As if the Indian government’s failed efforts to sell a stake in Air India weren’t enough, the national carrier has now flown into another storm.
Air India is reportedly probing some of its pilots for gaming the duty roster to make extra money. Some senior officials, too, are being investigated in the matter.
The pilots are alleged to have manipulated a well-known company rule to make some quick extra bucks through unofficial agreements among themselves.
A New Delhi-based aviation consultant explained the alleged modus operandi: To incentivise its pilots, Air India ensures that all those who fly a minimum of 40 hours a month are officially deemed to have flown 70 hours instead. The airline then pays these pilots for 70 hours. Now, some pilots manipulate this rule by flying only 40 hours and passing the extra 30 hours to another pilot. This other pilot then adds the first pilot’s 30 hours to his or her own 70 official hours. The second pilot is obviously paid for 100 hours of flying. This means the airline is effectively paying the two pilots for 170 cumulative hours although the two only flew 140 hours.
An Air India spokesperson told Quartz that this is an administrative issue and the airline is looking into it.
“There has been a problem in the past, too, because of this rule,” Mark Martin, founder and CEO at Martin Consulting, told Quartz. “The rostering rule itself is dubious. Rules have been modified and changed more than twice.”
Meanwhile, the Indian Commercial Pilots’ Association (ICPA), which represents over 800 Air India pilots who operate the narrow-body Airbus fleet, has asked Air India to probe all its pilots, including the ones that fly Boeing aircraft.
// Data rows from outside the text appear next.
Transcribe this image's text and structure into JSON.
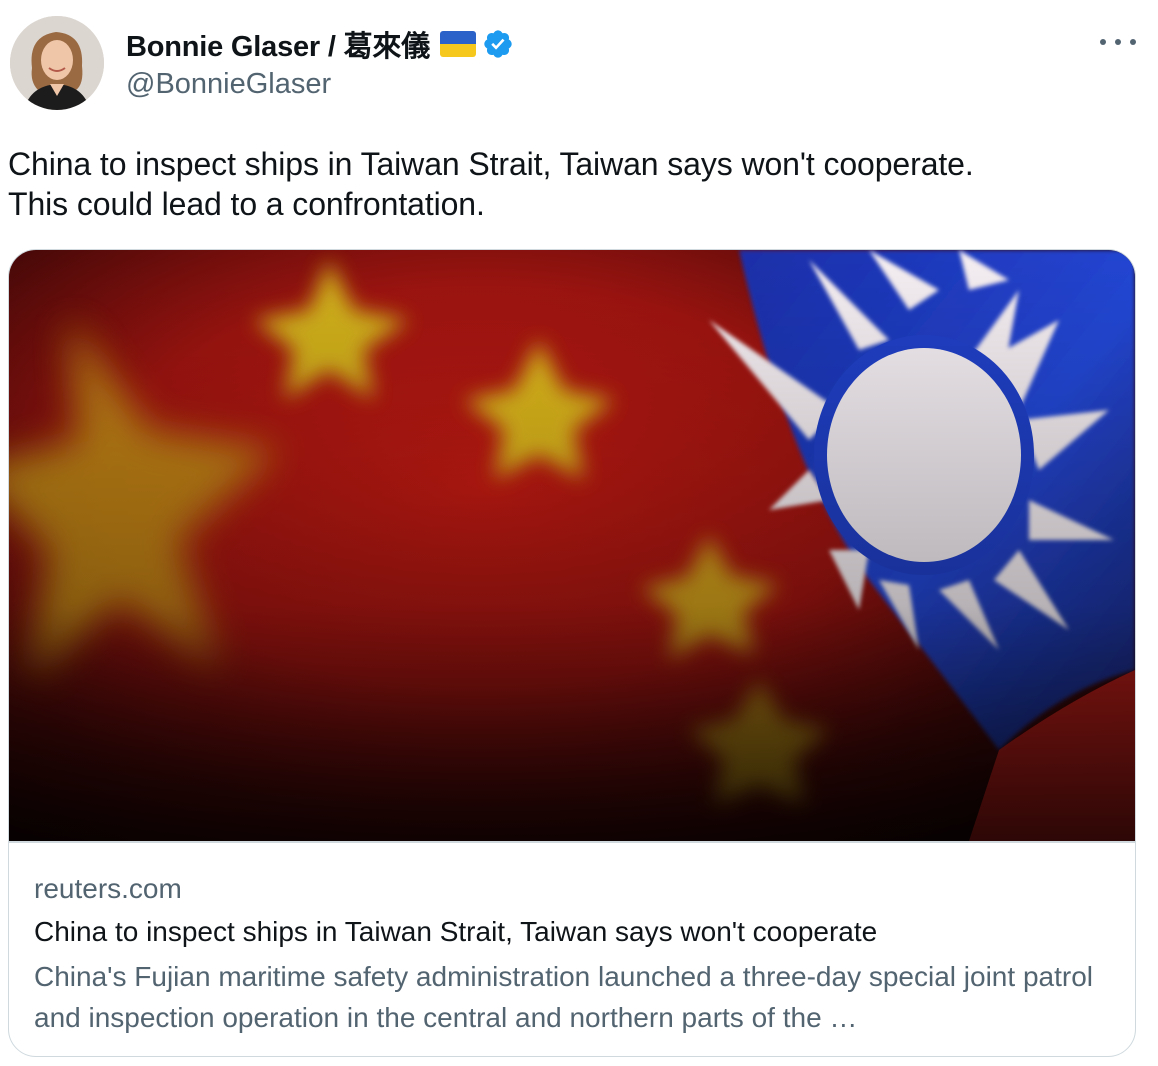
{
  "author": {
    "display_name": "Bonnie Glaser / 葛來儀",
    "handle": "@BonnieGlaser",
    "avatar_icon": "avatar-photo",
    "flag_icon": "ukraine-flag-icon",
    "verified_icon": "verified-badge-icon",
    "verified_color": "#1d9bf0"
  },
  "menu": {
    "icon": "more-options-icon"
  },
  "tweet": {
    "text": "China to inspect ships in Taiwan Strait, Taiwan says won't cooperate.\nThis could lead to a confrontation."
  },
  "link_card": {
    "image": "china-and-taiwan-flags-photo",
    "domain": "reuters.com",
    "title": "China to inspect ships in Taiwan Strait, Taiwan says won't cooperate",
    "description": "China's Fujian maritime safety administration launched a three-day special joint patrol and inspection operation in the central and northern parts of the …"
  },
  "colors": {
    "text_primary": "#0f1419",
    "text_secondary": "#536471",
    "border": "#cfd9de"
  }
}
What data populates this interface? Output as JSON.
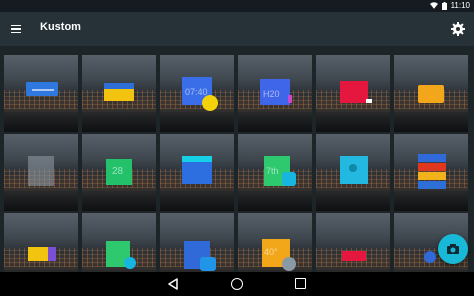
{
  "status_bar": {
    "time": "11:10"
  },
  "toolbar": {
    "title": "Kustom"
  },
  "widgets": {
    "w1": {
      "label": "",
      "sublabel": ""
    },
    "w3": {
      "label": "07:40"
    },
    "w4": {
      "label": "H20"
    },
    "w10": {
      "label": "28"
    },
    "w13": {
      "label": "7th"
    },
    "w21": {
      "label": "40°"
    }
  },
  "colors": {
    "accent": "#18b9d6",
    "toolbar": "#263238"
  },
  "fab": {
    "icon": "camera-icon"
  },
  "nav": {
    "back_icon": "back-icon",
    "home_icon": "home-icon",
    "recent_icon": "recents-icon"
  }
}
In a letter written to the airline, the ICPA has blamed gross mismanagement in the roster system for the variation in flying hours, the Press Trust of India reported.
“If Air India feels that the current duty-hour rules are affecting the finances of the airline, then the restrictive ‘flight duty time limitation’ with 90 hours per month of flying should be reintroduced with immediate effect,” the letter said.
According to another aviation consultant who didn’t want to be named, Air India suffers from an acute shortage of pilots and the 1,800 it has now are just not enough. “There’s an increasing need to push pilots to fly more,” the consultant said.
The airline must look at some international models and come up with a new method to prepare pilots’ rosters and pay them, analysts observed. “A working committee set up by the aviation ministry and the pilots’ guild should come up with a new working model,” Martin said.